ACTION ITEM: Copy out each line of the listing below in which the string "SENSOR" occurs.

● ● ● ●

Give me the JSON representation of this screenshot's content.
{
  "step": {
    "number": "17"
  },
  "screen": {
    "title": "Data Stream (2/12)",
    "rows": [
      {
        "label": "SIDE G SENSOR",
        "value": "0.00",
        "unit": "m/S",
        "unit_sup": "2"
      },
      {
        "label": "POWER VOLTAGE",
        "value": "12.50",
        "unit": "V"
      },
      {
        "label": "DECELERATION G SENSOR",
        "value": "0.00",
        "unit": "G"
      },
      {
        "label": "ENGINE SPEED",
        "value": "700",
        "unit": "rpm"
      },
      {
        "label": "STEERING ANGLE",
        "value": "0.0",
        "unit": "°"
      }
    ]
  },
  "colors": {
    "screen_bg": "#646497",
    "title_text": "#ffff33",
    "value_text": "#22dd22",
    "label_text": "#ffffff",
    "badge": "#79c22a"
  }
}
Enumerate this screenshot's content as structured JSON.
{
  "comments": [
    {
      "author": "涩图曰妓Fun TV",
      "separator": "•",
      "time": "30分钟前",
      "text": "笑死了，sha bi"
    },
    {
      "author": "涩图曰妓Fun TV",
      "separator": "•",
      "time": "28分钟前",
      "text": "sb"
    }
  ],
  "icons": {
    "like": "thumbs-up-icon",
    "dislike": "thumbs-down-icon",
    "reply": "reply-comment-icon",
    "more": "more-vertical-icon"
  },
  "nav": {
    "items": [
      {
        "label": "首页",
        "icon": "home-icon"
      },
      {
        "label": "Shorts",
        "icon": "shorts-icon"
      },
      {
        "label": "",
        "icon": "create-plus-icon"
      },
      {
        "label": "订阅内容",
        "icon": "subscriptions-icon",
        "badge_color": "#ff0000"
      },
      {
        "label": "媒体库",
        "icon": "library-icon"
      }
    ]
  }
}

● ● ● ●

ANSWER TO THIS EXERCISE:
        "label": "SIDE G SENSOR",
        "label": "DECELERATION G SENSOR",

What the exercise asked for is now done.